  3. Sounds great fun, have been to listen to Gamelan music, as they play the great Gamelan on the 3rd floor of the Royal Festival hall in the South Bank centre for the arts. (I used to spend a lot of time in the British poetry library on the fourth floor.) I love this music, and have read that it was this music that lead to idea and philosophy behind 20th century music. I read this in Simon Rattles book, Leaving home, Orchestral music in the 20th century. (he also made a video series of the book) I love Indonesian cookery, as many Indonesians were brought to the Cape as slaves by the British authorities (they were wrongly called Malays, as were both Malaysian and Thai people. Some of the Indonesian words can be seen in the Afrikaans language, and are now getting into everyday English usage in South Africa. A lot of Indonesian cookery has evolved into South African cookery, but there are still restaurants where you can get traditional Indonesian food as well. Best wishes and blessings, Charles.

    1. That’s really interesting Charles thank you. I must speak to the girls to see if they have any relatives in South Africa. I’ve always had a real interest in Gamelan music and the dance style since I had a taste of it in Glasgow, I’d love to visit and this was the next best thing.
      Best wishes

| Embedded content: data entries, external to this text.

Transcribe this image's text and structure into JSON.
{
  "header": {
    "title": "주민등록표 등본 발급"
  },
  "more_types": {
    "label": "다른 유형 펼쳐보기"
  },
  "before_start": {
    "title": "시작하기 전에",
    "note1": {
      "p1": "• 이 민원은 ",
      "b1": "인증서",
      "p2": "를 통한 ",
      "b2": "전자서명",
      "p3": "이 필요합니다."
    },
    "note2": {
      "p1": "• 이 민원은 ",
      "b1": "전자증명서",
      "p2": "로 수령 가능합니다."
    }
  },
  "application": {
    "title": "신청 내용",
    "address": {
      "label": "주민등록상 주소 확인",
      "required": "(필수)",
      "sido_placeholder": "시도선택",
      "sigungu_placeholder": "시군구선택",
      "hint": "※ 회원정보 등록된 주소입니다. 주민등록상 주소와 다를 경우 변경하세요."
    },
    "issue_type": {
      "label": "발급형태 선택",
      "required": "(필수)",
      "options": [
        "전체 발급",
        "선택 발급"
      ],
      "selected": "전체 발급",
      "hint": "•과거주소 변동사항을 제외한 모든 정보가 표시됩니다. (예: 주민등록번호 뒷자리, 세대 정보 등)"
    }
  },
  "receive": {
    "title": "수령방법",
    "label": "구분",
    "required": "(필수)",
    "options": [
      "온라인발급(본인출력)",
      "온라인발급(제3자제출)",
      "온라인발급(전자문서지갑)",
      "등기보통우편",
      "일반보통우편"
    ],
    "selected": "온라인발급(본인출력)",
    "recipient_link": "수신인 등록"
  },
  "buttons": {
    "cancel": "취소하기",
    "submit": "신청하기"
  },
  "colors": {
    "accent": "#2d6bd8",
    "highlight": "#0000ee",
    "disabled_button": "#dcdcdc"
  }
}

      1. Many of the people related to the original slaves who came from Indonesia no longer have their original surnames, some of them are Muslim, and some Christian. We have many made up names like September, and January, probably given to them to commemorate the month of their arrival, they are now subsumed into the people who until recently were called the Cape Coloureds, speak Kaaps or Goema which are variations on Afrikaans. Go down to the Royal festival hall and ask about their Gamelan, and when they play it. You can attend music, opera, films and plays very cheaply in this area.

  4. Great !! Thanks you to have share this nice moment Charlotte.
    You’re writting is full with nice energies, color, smilles and happynes –

    All the very best for you and wish you a wonderfull week !

    1. I must admit the weather and overcast skies were starting to drain my energy by the end of last week but this weekend energised me for the start of a new week 😀.
      Best wishes

  5. What a wonderful opportunity to share in one of the most exciting and vibrant arts in the world. I love Indonesian art and am simply green over that gorgeous scarf. Thank you for sharing. Good on you!

  6. So much fun and culture!Wonderful festival photos and events,loved the Bamboo instruments and the video included.Best wishes for a splendid week ahead,dear Charlotte 🙂 xxx

    1. I agree Eric, I thoroughly enjoy the diversity of students I get the chance to meet and work with. I like to think I’m becoming a more rounded citizen of the world.
      Best wishes

  7. Sounded like a wonderful time with friends and good food and fun times. The books look cute and the scarf is lovely and colorful! Hugs xx

  8. Hi Charlotte, good story there at London 🙂 I do agree with your closing statement, that we need to open and appreciate the cultural differences. Regards from Indonesia

Leave a Reply to kethuprofumoCancel reply

This site uses Akismet to reduce spam. Learn how your comment data is processed.

%d bloggers like this: